1. You're better than you think you are...
When I first started college, I was overwhelmed by the intelligence of my classmates. I was astounded by how profound everyone sounded. I didn't think I had the ability to articulate words of such academic quality. I've never been very talkative in class, and I let my worries prevent me from speaking at all, in most cases. I would do the homework and write the essays, fretting that the professor would think I was dumb. However, all of that stress was for nothing, in the end. The professors I've had have been very understanding about my hesitancy to speak in class, and generally, they have been impressed with me. I'm not dumb. I just find it all too easy to slip into the habit of comparing myself to others.
2. But don't overestimate yourself.
High school may have been quite easy for me, but college has been a different experience. I have to devote much more time and energy to my studies now, and when I don't, it shows. I guess one could say I have been put in my place. While I have exceeded my expectations in some respects, I have also disappointed myself significantly. At first, I would get extremely depressed if I didn't do as well as I expected or hoped for an assignment. But now, I don't think the fact that I have disappointed myself is bad. I think there is a lot to learn from failure. I've gained perspective, and I have learned to face mistakes with humility and hope. Mistakes and failures will never define me, as long as I vow to stand back up and try again.
3. Nothing is as glamorous or exciting as people like to make it out to be.

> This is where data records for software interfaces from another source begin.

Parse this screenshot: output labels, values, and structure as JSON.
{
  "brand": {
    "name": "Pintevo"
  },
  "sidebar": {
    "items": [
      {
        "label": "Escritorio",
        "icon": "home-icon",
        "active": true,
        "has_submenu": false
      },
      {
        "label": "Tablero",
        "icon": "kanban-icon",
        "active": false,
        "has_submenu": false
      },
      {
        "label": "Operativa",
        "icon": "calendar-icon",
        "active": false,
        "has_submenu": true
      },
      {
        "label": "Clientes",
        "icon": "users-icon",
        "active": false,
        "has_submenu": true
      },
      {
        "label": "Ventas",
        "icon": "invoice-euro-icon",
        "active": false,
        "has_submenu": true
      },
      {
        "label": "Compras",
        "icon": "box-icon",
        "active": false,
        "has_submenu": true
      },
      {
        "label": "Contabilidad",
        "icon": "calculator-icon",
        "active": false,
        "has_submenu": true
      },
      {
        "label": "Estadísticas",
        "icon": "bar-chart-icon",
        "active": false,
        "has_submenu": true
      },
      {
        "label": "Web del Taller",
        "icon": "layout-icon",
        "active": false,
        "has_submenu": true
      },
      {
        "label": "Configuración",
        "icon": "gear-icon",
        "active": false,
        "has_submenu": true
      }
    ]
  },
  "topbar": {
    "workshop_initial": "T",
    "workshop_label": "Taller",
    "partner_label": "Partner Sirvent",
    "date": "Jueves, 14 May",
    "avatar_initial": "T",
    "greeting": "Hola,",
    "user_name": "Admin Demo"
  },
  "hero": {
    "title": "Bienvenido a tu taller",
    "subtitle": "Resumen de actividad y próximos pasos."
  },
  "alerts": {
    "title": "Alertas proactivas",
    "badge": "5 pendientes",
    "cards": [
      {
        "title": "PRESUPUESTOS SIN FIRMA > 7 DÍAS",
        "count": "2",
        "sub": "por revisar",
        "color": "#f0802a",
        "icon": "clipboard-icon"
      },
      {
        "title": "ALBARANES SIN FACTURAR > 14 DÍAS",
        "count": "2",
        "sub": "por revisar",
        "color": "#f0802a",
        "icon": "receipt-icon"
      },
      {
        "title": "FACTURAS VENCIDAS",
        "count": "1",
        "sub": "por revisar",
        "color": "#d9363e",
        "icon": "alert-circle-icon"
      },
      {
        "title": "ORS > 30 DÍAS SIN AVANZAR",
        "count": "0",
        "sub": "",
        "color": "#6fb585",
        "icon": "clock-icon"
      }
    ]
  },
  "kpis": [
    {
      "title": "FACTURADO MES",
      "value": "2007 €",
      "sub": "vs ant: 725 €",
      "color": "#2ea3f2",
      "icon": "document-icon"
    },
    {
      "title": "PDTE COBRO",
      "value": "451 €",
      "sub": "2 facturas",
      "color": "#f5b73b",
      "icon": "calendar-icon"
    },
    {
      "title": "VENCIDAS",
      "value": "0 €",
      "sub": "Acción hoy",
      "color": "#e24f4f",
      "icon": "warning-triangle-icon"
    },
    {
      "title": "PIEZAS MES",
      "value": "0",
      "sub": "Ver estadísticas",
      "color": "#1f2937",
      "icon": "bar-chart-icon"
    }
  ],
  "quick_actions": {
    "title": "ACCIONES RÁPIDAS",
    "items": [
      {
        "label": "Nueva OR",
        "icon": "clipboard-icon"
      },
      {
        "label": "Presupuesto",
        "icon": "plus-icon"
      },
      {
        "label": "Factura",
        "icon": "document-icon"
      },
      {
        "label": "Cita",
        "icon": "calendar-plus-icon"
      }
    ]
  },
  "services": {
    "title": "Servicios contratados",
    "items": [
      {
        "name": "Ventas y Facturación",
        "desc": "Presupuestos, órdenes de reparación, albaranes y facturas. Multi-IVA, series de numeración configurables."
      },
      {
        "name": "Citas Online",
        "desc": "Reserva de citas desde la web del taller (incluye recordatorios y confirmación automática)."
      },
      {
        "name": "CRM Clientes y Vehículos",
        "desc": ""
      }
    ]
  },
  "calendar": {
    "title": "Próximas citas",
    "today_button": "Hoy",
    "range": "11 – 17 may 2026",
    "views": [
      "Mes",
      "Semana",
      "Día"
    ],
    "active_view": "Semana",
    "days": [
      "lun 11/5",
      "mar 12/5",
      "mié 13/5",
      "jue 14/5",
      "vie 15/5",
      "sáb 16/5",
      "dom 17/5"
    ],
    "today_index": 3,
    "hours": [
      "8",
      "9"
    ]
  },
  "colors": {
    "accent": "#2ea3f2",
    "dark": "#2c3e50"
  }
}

Everyone says you'll meet your life-long friends in college, that you'll find the people who will stick by your side until the end. I never found my life-long group of friends, or really anyone at all, despite the fact that I have been in college for about a year and a half. Sure, I've met people, but I have not made any lasting friendships. I don't think that means there's anything wrong with me; I just think it means that being social is difficult for me, and there is no magic spell that will allow me to make friends more easily, even in college. I haven't had any awe-inspiring, self-discovering moments. I am still quite uncertain about myself and my future. Overall, much of my experience feels kind of underwhelming to me, though I still believe my education is important and worth the struggle. Everyone's college experience will be different, and it will not always live up to the surreal images that have been planted in our minds.

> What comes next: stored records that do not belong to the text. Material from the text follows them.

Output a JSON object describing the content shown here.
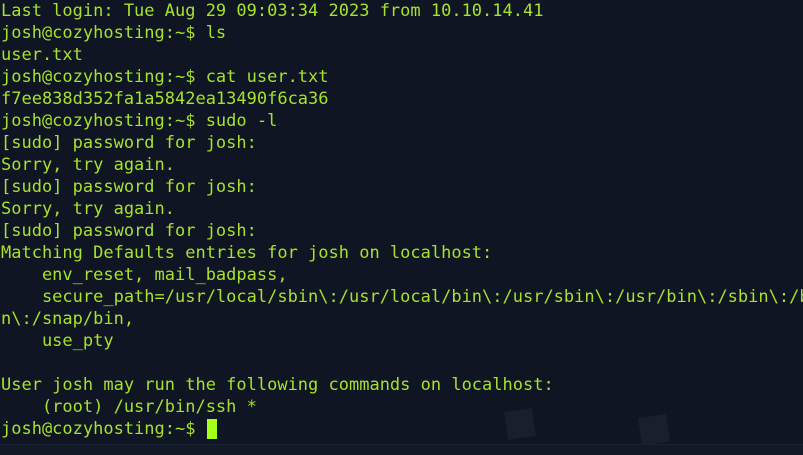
{
  "terminal": {
    "colors": {
      "background": "#0f1522",
      "text": "#a6e22e",
      "cursor": "#a6ff1a"
    },
    "lines": [
      "Last login: Tue Aug 29 09:03:34 2023 from 10.10.14.41",
      "josh@cozyhosting:~$ ls",
      "user.txt",
      "josh@cozyhosting:~$ cat user.txt",
      "f7ee838d352fa1a5842ea13490f6ca36",
      "josh@cozyhosting:~$ sudo -l",
      "[sudo] password for josh: ",
      "Sorry, try again.",
      "[sudo] password for josh: ",
      "Sorry, try again.",
      "[sudo] password for josh: ",
      "Matching Defaults entries for josh on localhost:",
      "    env_reset, mail_badpass,",
      "    secure_path=/usr/local/sbin\\:/usr/local/bin\\:/usr/sbin\\:/usr/bin\\:/sbin\\:/bi",
      "n\\:/snap/bin,",
      "    use_pty",
      "",
      "User josh may run the following commands on localhost:",
      "    (root) /usr/bin/ssh *"
    ],
    "prompt": "josh@cozyhosting:~$ "
  }
}
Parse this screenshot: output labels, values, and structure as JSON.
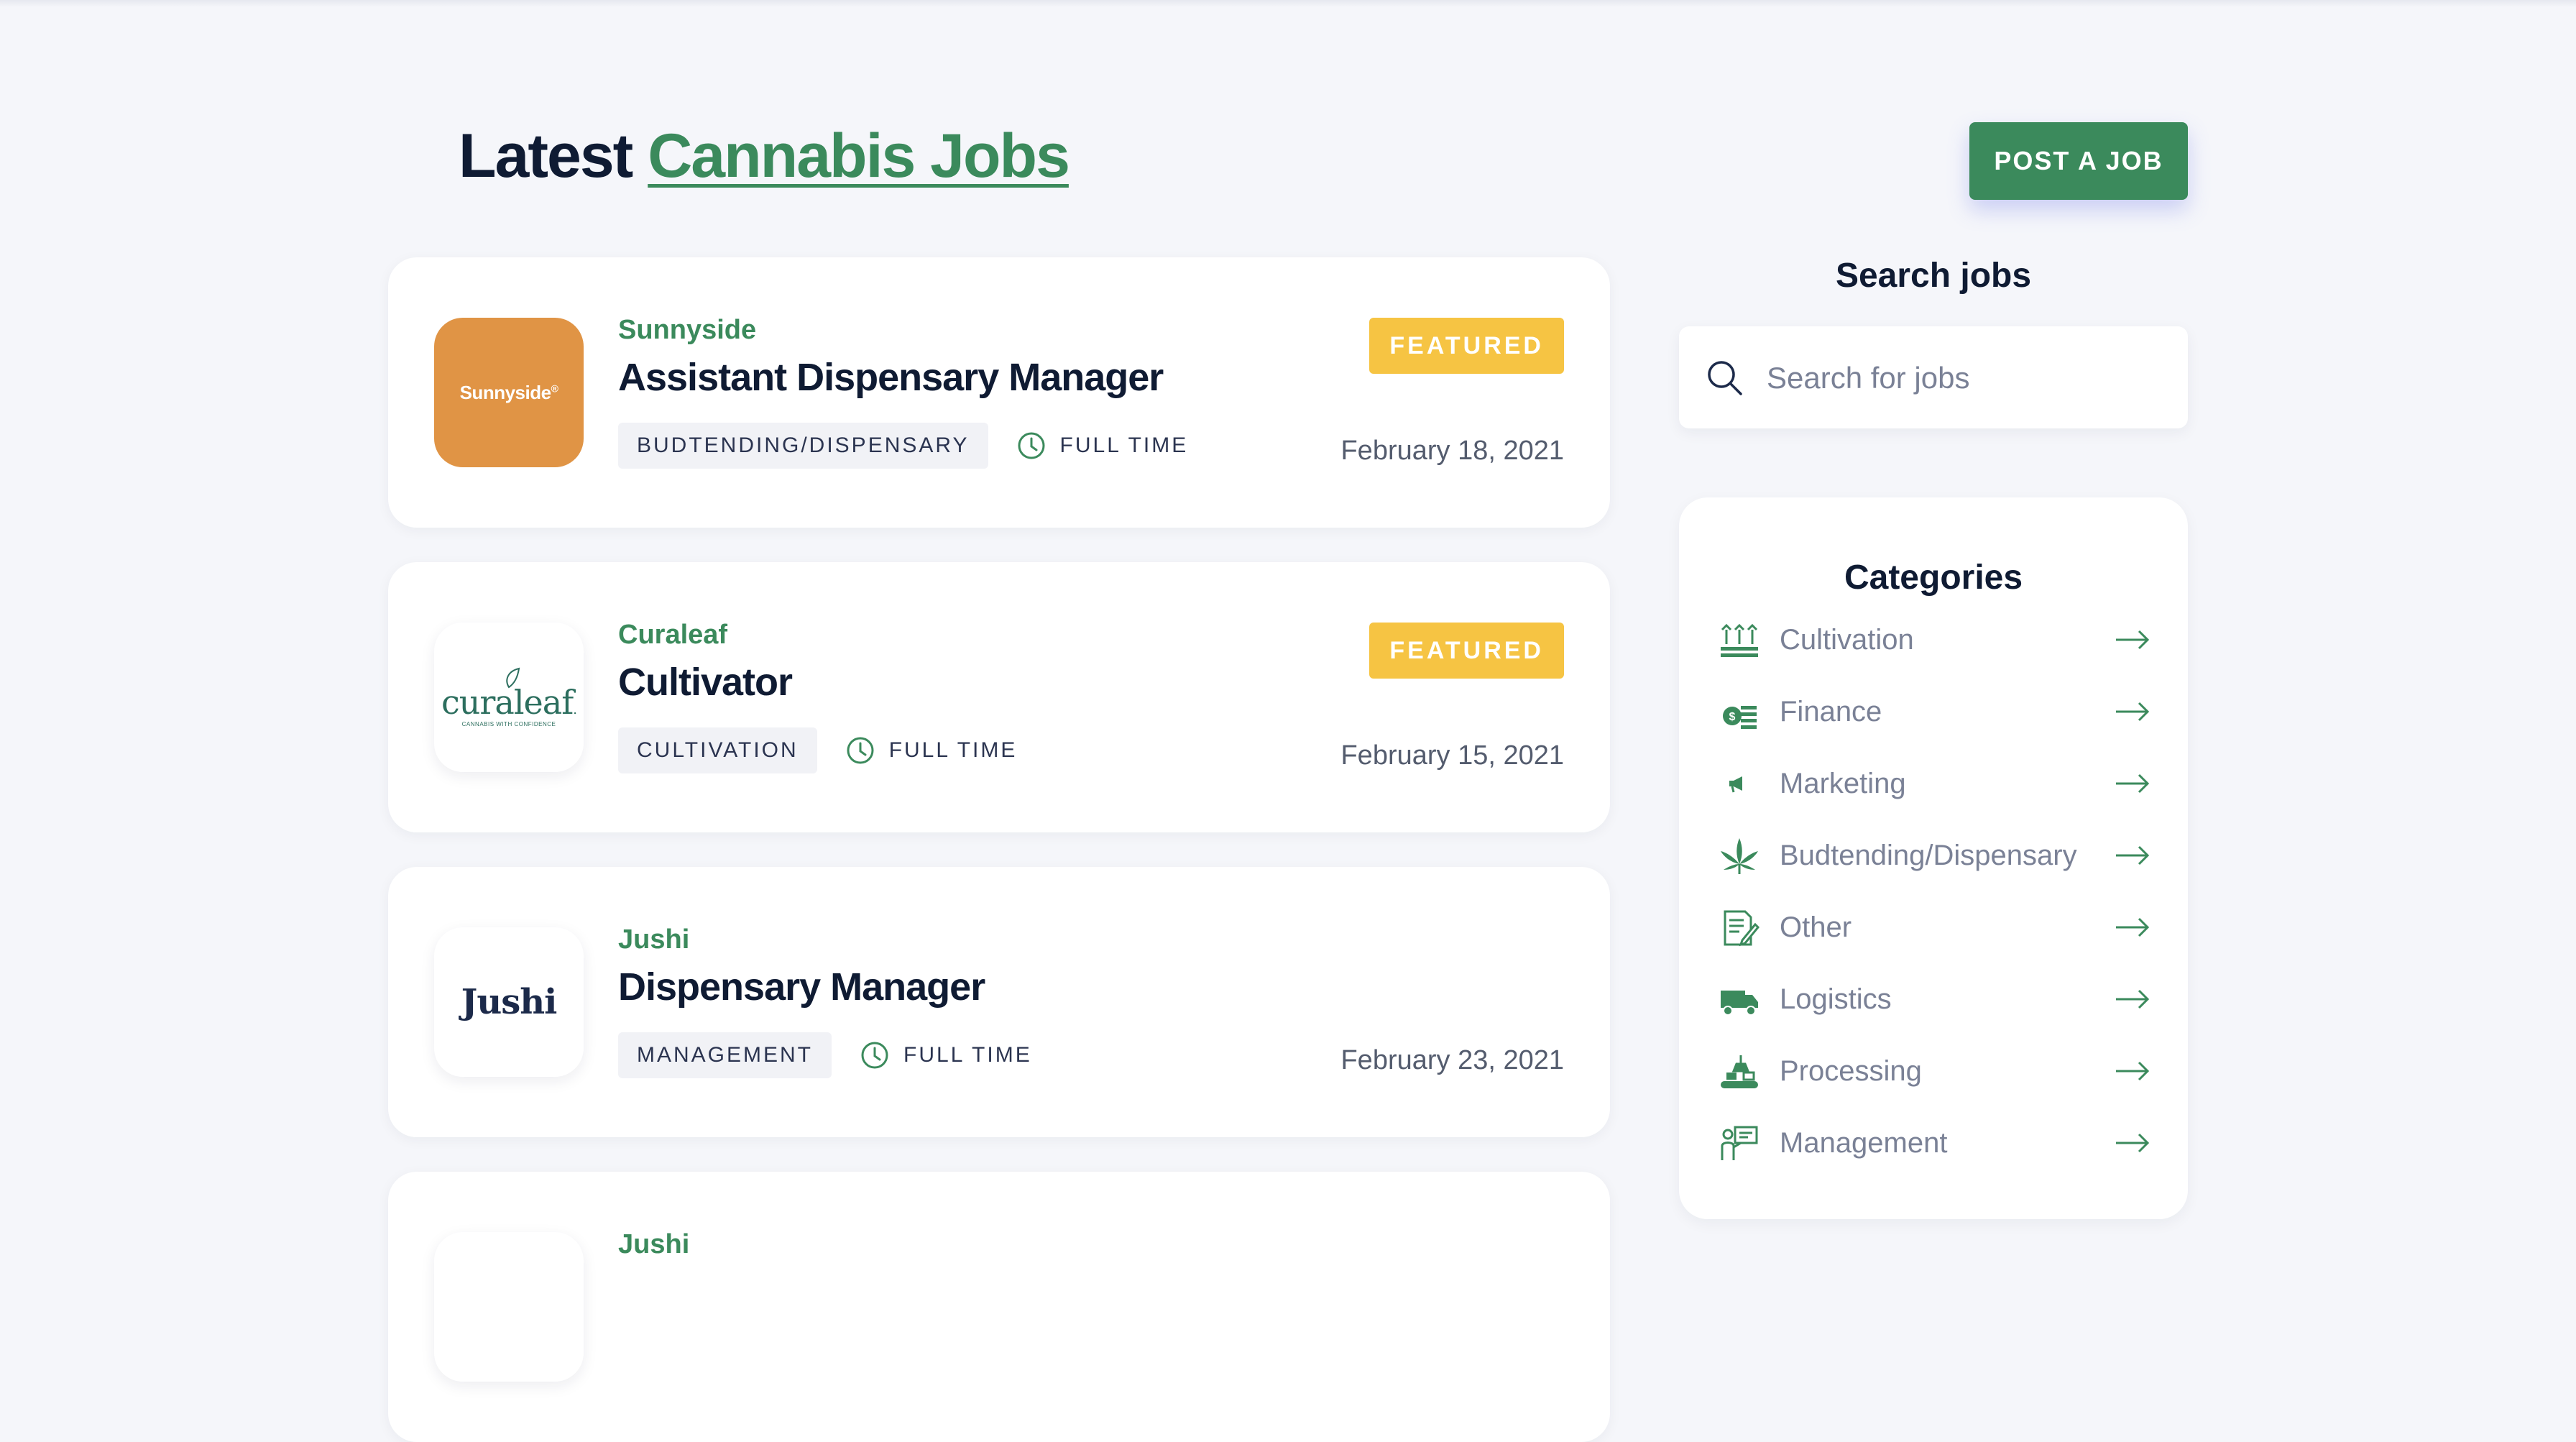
{
  "header": {
    "title_prefix": "Latest",
    "title_accent": "Cannabis Jobs",
    "post_button": "POST A JOB"
  },
  "jobs": [
    {
      "company": "Sunnyside",
      "logo_text": "Sunnyside",
      "logo_mark": "®",
      "title": "Assistant Dispensary Manager",
      "category": "BUDTENDING/DISPENSARY",
      "type": "FULL TIME",
      "badge": "FEATURED",
      "date": "February 18, 2021"
    },
    {
      "company": "Curaleaf",
      "logo_text": "curaleaf",
      "logo_mark": ".",
      "logo_tagline": "CANNABIS WITH CONFIDENCE",
      "title": "Cultivator",
      "category": "CULTIVATION",
      "type": "FULL TIME",
      "badge": "FEATURED",
      "date": "February 15, 2021"
    },
    {
      "company": "Jushi",
      "logo_text": "Jushi",
      "title": "Dispensary Manager",
      "category": "MANAGEMENT",
      "type": "FULL TIME",
      "date": "February 23, 2021"
    },
    {
      "company": "Jushi"
    }
  ],
  "search": {
    "title": "Search jobs",
    "placeholder": "Search for jobs"
  },
  "categories": {
    "title": "Categories",
    "items": [
      {
        "label": "Cultivation",
        "icon": "cultivation-icon"
      },
      {
        "label": "Finance",
        "icon": "finance-icon"
      },
      {
        "label": "Marketing",
        "icon": "marketing-icon"
      },
      {
        "label": "Budtending/Dispensary",
        "icon": "cannabis-leaf-icon"
      },
      {
        "label": "Other",
        "icon": "other-icon"
      },
      {
        "label": "Logistics",
        "icon": "truck-icon"
      },
      {
        "label": "Processing",
        "icon": "processing-icon"
      },
      {
        "label": "Management",
        "icon": "management-icon"
      }
    ]
  },
  "colors": {
    "accent": "#3b8a5c",
    "featured": "#f6c443",
    "sunnyside_logo_bg": "#e09445",
    "text_dark": "#0f1b33",
    "background": "#f5f6fa"
  }
}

4. It's okay to admit that things aren't exactly what you wanted them to be.
The fact that my college experience isn't what I wanted it to be does not mean I have failed. It simply means that things are different, and different does not have to be negative. I am open to the idea that perhaps there is some sort of purpose to the things I am experiencing, and there will be something positive that comes out of this.